And the bird? Well, the warden, it seems by firsthand accounts, had gone quite mad in the tenth year of the colony and had taken to dressing himself in nothing but a coat made from the Imgret plumage that he had guards shooting and prison work details collecting. When the revolt finally came the prisoners, now organized into a unionized confederation, ceremonially executed him and laid him out at the head of their victory dinner dressed up in his fine feathered coat made by their hands.

From the extensive catalog of the Intergalactic Pub Crawl Team comes the tale of the Ring’s Round-About; a tavern located in the town of Hawthorne; part of the provisional settlement of Edinburg which is located on the third moon, Rickenbach, around the ringed gas giant Sasamon. There, during the seasonal harvest festival, locals take part in outdoor games that carry on in the tradition of the original agricultural settlement that first landed there. This includes the obvious tests of horticultural prowess, local arts and crafts, foods, family styled games and activities, but also feats of strength and endurance. 

In one such contest mugs of beer are placed in front of two contestants who sit at a table. The idea is to then steal and drink the opposing party’s beer. He, or she (As there is a very popular women’s event for this, too.) is allowed to resist in any non-lethal means necessary - with gimmicks welcome - while, in turn, attempting to steal their opponent's beer. However, at no point is either contestant allowed to leave their chair, or they forfeit the match. 
  
While no two locals will be likely to give you the same answer as to how this tradition got started, it is noted that this is one of the most popular games during the festival; often played between family members, husbands and wives, and domestic partnerships. It should also be noted that Edinburg has a peculiarly low divorce rate, but more dentists per capita.  

   

Wednesday, April 6, 2016

Getting Caught Up with Our Story

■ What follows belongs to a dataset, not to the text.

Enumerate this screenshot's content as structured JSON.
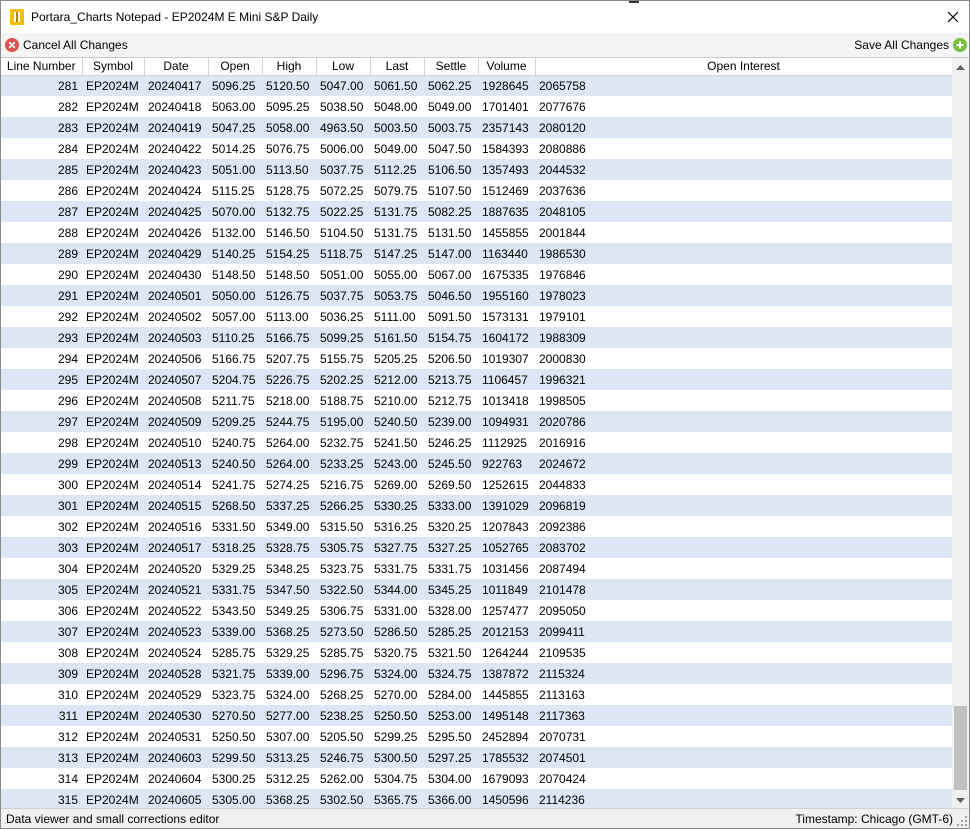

From The Conductor's Office:

Been a long time coming, but we're getting this train rolling, again, with Our kind hostess has been most efficient in getting us up to speed with what's been going on since we last left our intrepid hero... which clearly isn't all that much given how quick this recap has gone.

Galactic Gun: The Adventures of Justin Bailey begins regular updates next Wednesday, and every Wednesday, right here at Neverland Transit Authority's Grand Central Station.

ALL 'BOARD!   

R is for...


The Second(ish) week of March usually means a birthday dinner  and catch up with one time NTA Comics Breakman and longtime bestest pal Jocelyn; best known as "Miss J". Both she and Dairy Ninja Don have made quite a few appearances on Stuff because... well... best buds, and stuff. Plus, for a while Grand Central Station shared land space with their home, Highland House.

Don is renowned for his enthusiasm about encountering the strange, wild world of our nerdom. And he does so with gusto; especially when there's beer and wine involved. He's legendary. (It's how he got his handle, after all.)

And there are few things in nerdom as potentially gut wrenchingly off-the-wall in our strange, wild world as furries. In my time as both a creator, and working con ops I have seen some stuff. But furries... Well, it can take all kinds, I suppose. And I know the seedy fetish side of it isn't all of it. No, really; just like not all fan-fic is homo-erotic Disney/anime fantasies. (Some of it's about Sherlock, Decepticons, Avengers, etc...)

But, to our senior slugger, it might as all be from another planet. Luckily he is alien friendly, I suppose. Yeah, he's a good guy, and fun at parties, too.